Problem
Go line by line through the entries below and count those containing the string "JSON"; give only the count.

□ □ □ □

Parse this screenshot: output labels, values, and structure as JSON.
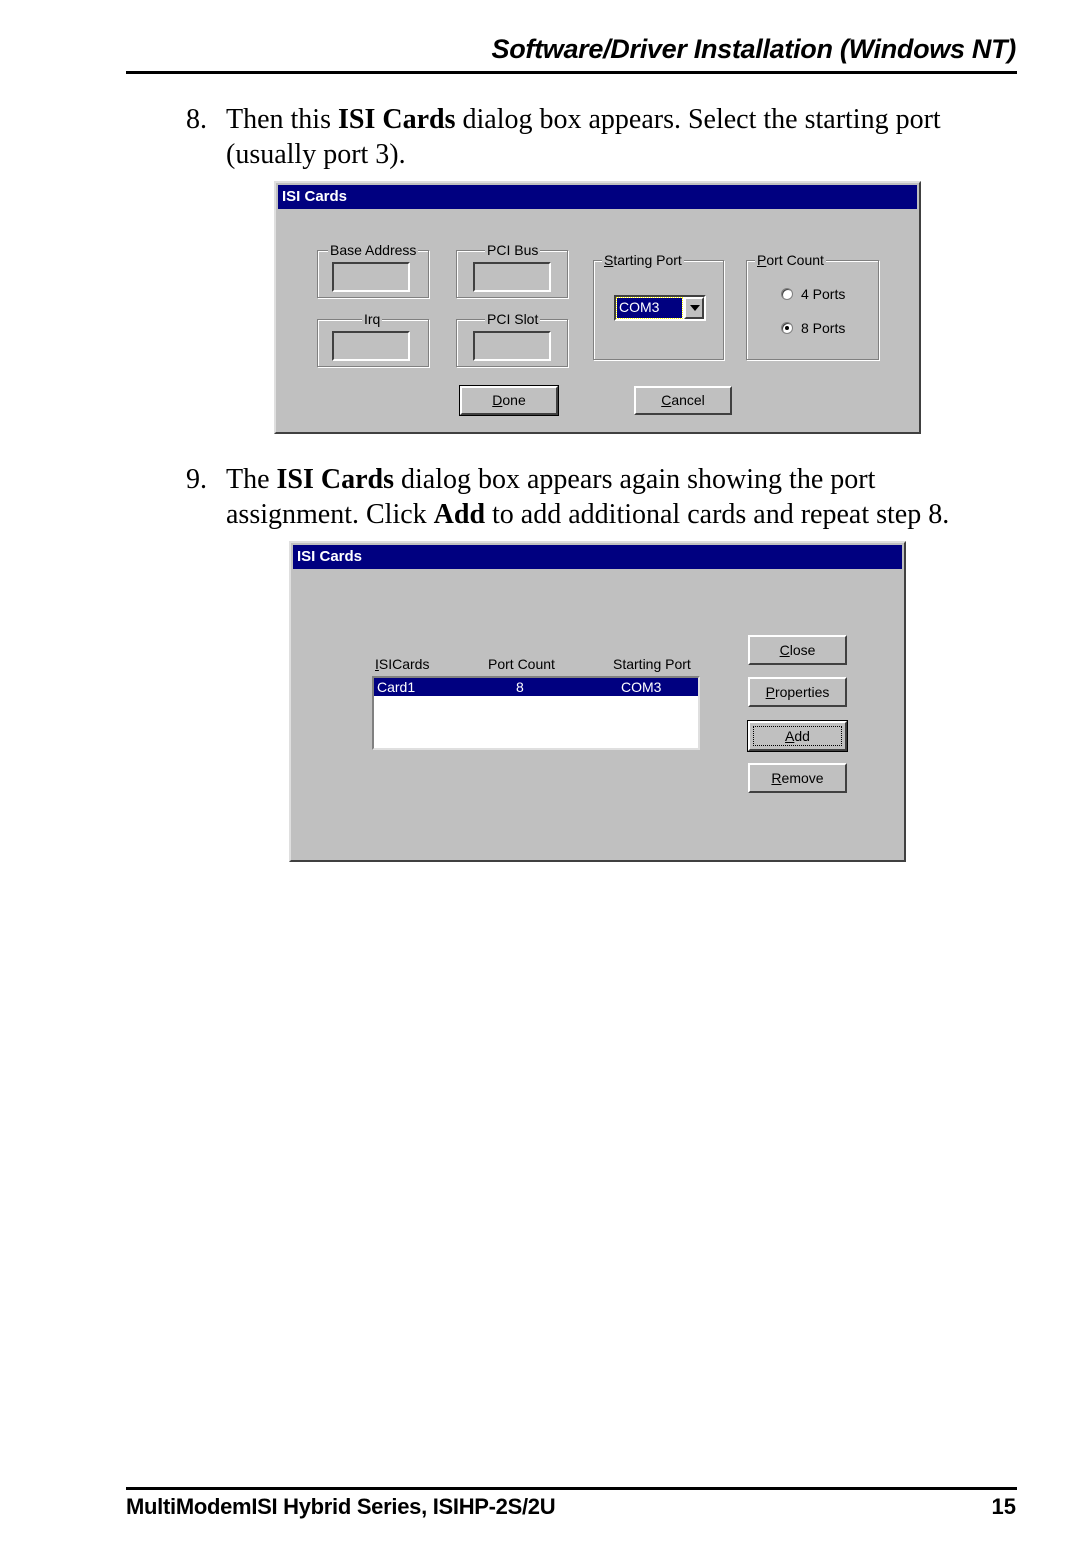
{
  "header": {
    "title": "Software/Driver Installation (Windows NT)"
  },
  "steps": [
    {
      "number": "8.",
      "text_before": "Then this ",
      "bold1": "ISI Cards",
      "text_after": " dialog box appears. Select the starting port (usually port 3)."
    },
    {
      "number": "9.",
      "text_before": "The ",
      "bold1": "ISI Cards",
      "text_mid": " dialog box appears again showing the port assignment. Click ",
      "bold2": "Add",
      "text_after": " to add additional cards and repeat step 8."
    }
  ],
  "dialog1": {
    "title": "ISI Cards",
    "groups": {
      "base_address": {
        "label": "Base Address",
        "value": ""
      },
      "pci_bus": {
        "label": "PCI Bus",
        "value": ""
      },
      "irq": {
        "label": "Irq",
        "value": ""
      },
      "pci_slot": {
        "label": "PCI Slot",
        "value": ""
      }
    },
    "starting_port": {
      "label_accel": "S",
      "label_rest": "tarting Port",
      "selected": "COM3"
    },
    "port_count": {
      "label_accel": "P",
      "label_rest": "ort Count",
      "options": [
        {
          "label": "4 Ports",
          "checked": false
        },
        {
          "label": "8 Ports",
          "checked": true
        }
      ]
    },
    "buttons": {
      "done_accel": "D",
      "done_rest": "one",
      "cancel_accel": "C",
      "cancel_rest": "ancel"
    }
  },
  "dialog2": {
    "title": "ISI Cards",
    "columns": {
      "cards_accel": "I",
      "cards_rest": "SICards",
      "port_count": "Port Count",
      "starting_port": "Starting Port"
    },
    "rows": [
      {
        "card": "Card1",
        "port_count": "8",
        "starting_port": "COM3",
        "selected": true
      }
    ],
    "buttons": {
      "close_accel": "C",
      "close_rest": "lose",
      "properties_accel": "P",
      "properties_rest": "roperties",
      "add_accel": "A",
      "add_rest": "dd",
      "remove_accel": "R",
      "remove_rest": "emove"
    }
  },
  "footer": {
    "left": "MultiModemISI Hybrid Series, ISIHP-2S/2U",
    "page_number": "15"
  },
  "colors": {
    "titlebar": "#000080",
    "dialog_face": "#c0c0c0"
  }
}
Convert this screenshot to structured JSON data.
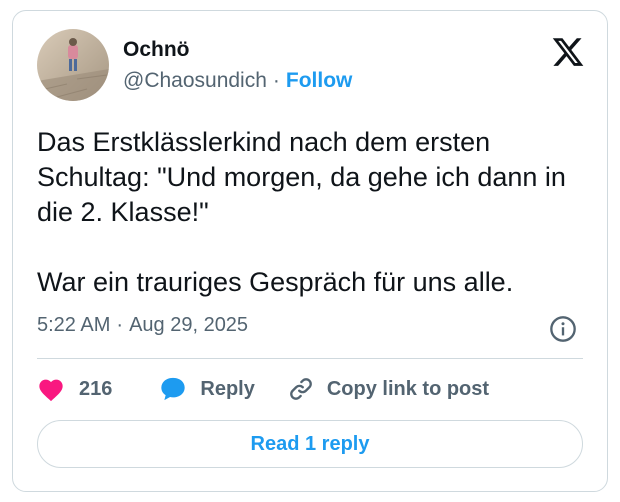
{
  "author": {
    "name": "Ochnö",
    "handle": "@Chaosundich",
    "separator": "·",
    "follow_label": "Follow",
    "avatar_icon": "user-avatar-photo"
  },
  "brand_icon": "x-logo-icon",
  "tweet": {
    "text": "Das Erstklässlerkind nach dem ersten Schultag: \"Und morgen, da gehe ich dann in die 2. Klasse!\"\n\nWar ein trauriges Gespräch für uns alle.",
    "time": "5:22 AM",
    "separator": "·",
    "date": "Aug 29, 2025"
  },
  "actions": {
    "like_count": "216",
    "reply_label": "Reply",
    "copy_label": "Copy link to post"
  },
  "read_replies_label": "Read 1 reply",
  "colors": {
    "accent": "#1d9bf0",
    "like": "#f91880",
    "text": "#0f1419",
    "muted": "#536471",
    "border": "#cfd9de"
  }
}
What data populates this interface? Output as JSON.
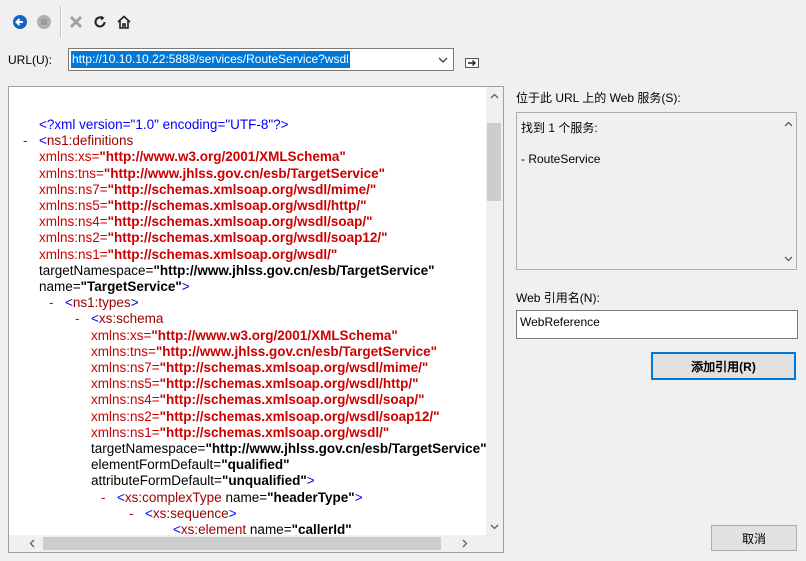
{
  "toolbar": {
    "back_icon": "back-arrow-icon",
    "stop_icon": "stop-icon",
    "close_icon": "close-x-icon",
    "refresh_icon": "refresh-icon",
    "home_icon": "home-icon"
  },
  "url": {
    "label": "URL(U):",
    "value": "http://10.10.10.22:5888/services/RouteService?wsdl"
  },
  "xml_lines": [
    {
      "minus": "",
      "parts": [
        [
          "pi",
          "<?xml version=\"1.0\" encoding=\"UTF-8\"?>"
        ]
      ]
    },
    {
      "minus": "-",
      "parts": [
        [
          "bracket",
          "<"
        ],
        [
          "tag",
          "ns1:definitions"
        ]
      ]
    },
    {
      "minus": "",
      "parts": [
        [
          "ns-attr",
          "xmlns:xs="
        ],
        [
          "ns-val",
          "\"http://www.w3.org/2001/XMLSchema\""
        ]
      ]
    },
    {
      "minus": "",
      "parts": [
        [
          "ns-attr",
          "xmlns:tns="
        ],
        [
          "ns-val",
          "\"http://www.jhlss.gov.cn/esb/TargetService\""
        ]
      ]
    },
    {
      "minus": "",
      "parts": [
        [
          "ns-attr",
          "xmlns:ns7="
        ],
        [
          "ns-val",
          "\"http://schemas.xmlsoap.org/wsdl/mime/\""
        ]
      ]
    },
    {
      "minus": "",
      "parts": [
        [
          "ns-attr",
          "xmlns:ns5="
        ],
        [
          "ns-val",
          "\"http://schemas.xmlsoap.org/wsdl/http/\""
        ]
      ]
    },
    {
      "minus": "",
      "parts": [
        [
          "ns-attr",
          "xmlns:ns4="
        ],
        [
          "ns-val",
          "\"http://schemas.xmlsoap.org/wsdl/soap/\""
        ]
      ]
    },
    {
      "minus": "",
      "parts": [
        [
          "ns-attr",
          "xmlns:ns2="
        ],
        [
          "ns-val",
          "\"http://schemas.xmlsoap.org/wsdl/soap12/\""
        ]
      ]
    },
    {
      "minus": "",
      "parts": [
        [
          "ns-attr",
          "xmlns:ns1="
        ],
        [
          "ns-val",
          "\"http://schemas.xmlsoap.org/wsdl/\""
        ]
      ]
    },
    {
      "minus": "",
      "parts": [
        [
          "plain",
          "targetNamespace="
        ],
        [
          "val",
          "\"http://www.jhlss.gov.cn/esb/TargetService\""
        ]
      ]
    },
    {
      "minus": "",
      "parts": [
        [
          "plain",
          "name="
        ],
        [
          "val",
          "\"TargetService\""
        ],
        [
          "bracket",
          ">"
        ]
      ]
    },
    {
      "minus": "-",
      "parts": [
        [
          "bracket",
          "<"
        ],
        [
          "tag",
          "ns1:types"
        ],
        [
          "bracket",
          ">"
        ]
      ]
    },
    {
      "minus": "-",
      "parts": [
        [
          "bracket",
          "<"
        ],
        [
          "tag",
          "xs:schema"
        ]
      ]
    },
    {
      "minus": "",
      "parts": [
        [
          "ns-attr",
          "xmlns:xs="
        ],
        [
          "ns-val",
          "\"http://www.w3.org/2001/XMLSchema\""
        ]
      ]
    },
    {
      "minus": "",
      "parts": [
        [
          "ns-attr",
          "xmlns:tns="
        ],
        [
          "ns-val",
          "\"http://www.jhlss.gov.cn/esb/TargetService\""
        ]
      ]
    },
    {
      "minus": "",
      "parts": [
        [
          "ns-attr",
          "xmlns:ns7="
        ],
        [
          "ns-val",
          "\"http://schemas.xmlsoap.org/wsdl/mime/\""
        ]
      ]
    },
    {
      "minus": "",
      "parts": [
        [
          "ns-attr",
          "xmlns:ns5="
        ],
        [
          "ns-val",
          "\"http://schemas.xmlsoap.org/wsdl/http/\""
        ]
      ]
    },
    {
      "minus": "",
      "parts": [
        [
          "ns-attr",
          "xmlns:ns4="
        ],
        [
          "ns-val",
          "\"http://schemas.xmlsoap.org/wsdl/soap/\""
        ]
      ]
    },
    {
      "minus": "",
      "parts": [
        [
          "ns-attr",
          "xmlns:ns2="
        ],
        [
          "ns-val",
          "\"http://schemas.xmlsoap.org/wsdl/soap12/\""
        ]
      ]
    },
    {
      "minus": "",
      "parts": [
        [
          "ns-attr",
          "xmlns:ns1="
        ],
        [
          "ns-val",
          "\"http://schemas.xmlsoap.org/wsdl/\""
        ]
      ]
    },
    {
      "minus": "",
      "parts": [
        [
          "plain",
          "targetNamespace="
        ],
        [
          "val",
          "\"http://www.jhlss.gov.cn/esb/TargetService\""
        ]
      ]
    },
    {
      "minus": "",
      "parts": [
        [
          "plain",
          "elementFormDefault="
        ],
        [
          "val",
          "\"qualified\""
        ]
      ]
    },
    {
      "minus": "",
      "parts": [
        [
          "plain",
          "attributeFormDefault="
        ],
        [
          "val",
          "\"unqualified\""
        ],
        [
          "bracket",
          ">"
        ]
      ]
    },
    {
      "minus": "-",
      "parts": [
        [
          "bracket",
          "<"
        ],
        [
          "tag",
          "xs:complexType"
        ],
        [
          "plain",
          " name="
        ],
        [
          "val",
          "\"headerType\""
        ],
        [
          "bracket",
          ">"
        ]
      ]
    },
    {
      "minus": "-",
      "parts": [
        [
          "bracket",
          "<"
        ],
        [
          "tag",
          "xs:sequence"
        ],
        [
          "bracket",
          ">"
        ]
      ]
    },
    {
      "minus": "",
      "parts": [
        [
          "bracket",
          "<"
        ],
        [
          "tag",
          "xs:element"
        ],
        [
          "plain",
          " name="
        ],
        [
          "val",
          "\"callerId\""
        ]
      ]
    }
  ],
  "services": {
    "label": "位于此 URL 上的 Web 服务(S):",
    "found": "找到 1 个服务:",
    "items": [
      "- RouteService"
    ]
  },
  "reference": {
    "label": "Web 引用名(N):",
    "value": "WebReference"
  },
  "buttons": {
    "add": "添加引用(R)",
    "cancel": "取消"
  }
}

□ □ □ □

Result of the task
3